Inferno, owned by Joseph E. Seagram of Waterloo, Ont., was Canada’s first great racehorse. For years no discussion among old-timers of past King’s Plate winners, or of who was the fleetest Canadian-bred horse, could proceed until someone had said, “I mean next to Inferno, who was the most memorable?”

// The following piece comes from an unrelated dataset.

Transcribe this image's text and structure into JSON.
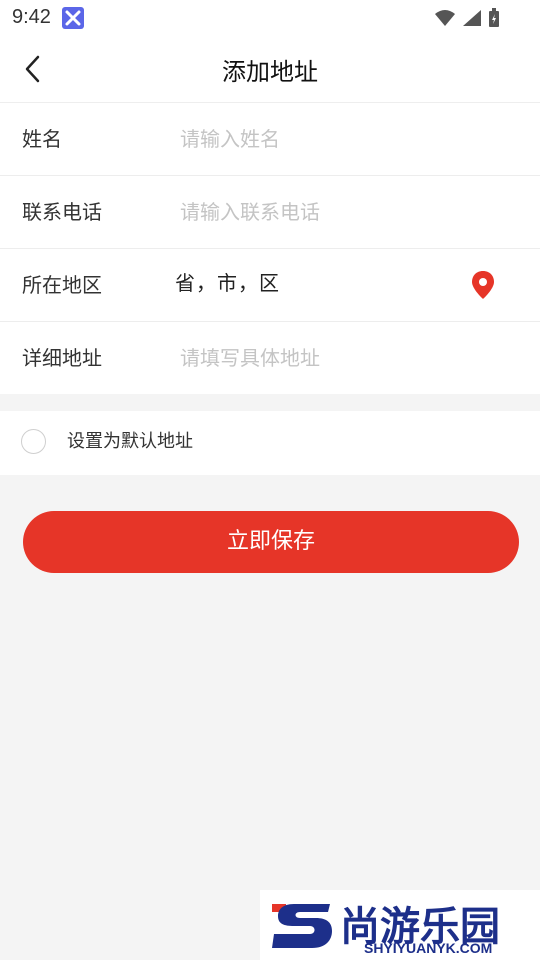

More than fifty years after the afternoon in 1905 when the rugged bay colt almost rope-towed the field home at Woodbine Park in the King’s Plate, Jack Thorpe would not hesitate a moment in stating that Inferno was “the greatest”. The future Hall of Fame horseman had galloped the colt and worked for three generations of the Seagram family as groom, exercise rider, jockey and trainer. “There was never in my time a Plate winner quite the equal of Inferno. The old-timers of my younger days told me that there was nothing before who was in the same class. He was the greatest.” To emphasize his opinion Thorpe told of Inferno’s performances at Saratoga Springs. “In those days there were no graded handicaps and when you ran at Saratoga you met the best in America. He won two handicaps there and he had to beat good horses.”
Inferno was by Havoc, sire of four Plate winners, and was out of Bon Ino, who had won the Plate in 1898 for Seagram. He was the odds-on 3-to-5 choice when he won the Plate. At Woodbine he won the King Edward Gold Cup three times, the Durham Cup twice and the Toronto Cup. Active until he was six, he often “spotted” his foes up to thirty pounds while setting track records. During his prodigious career his feet plagued him. They were so bad at times that a clocker, when asked where Inferno could be found, replied, “Just follow the blood marks.”
Inferno’s herculean deeds were legion, and it mattered not that when he died, he was an ill-tempered “rogue”, dangerous to the unwary and a hopeless failure at stud. He kicked down so many wooden stall gates at Seagram’s Waterloo farm that an iron door had to be placed on his stall. When he died Seagram had him opened up. “His heart was the most massive I’ve ever seen,” he said, a trifle awed.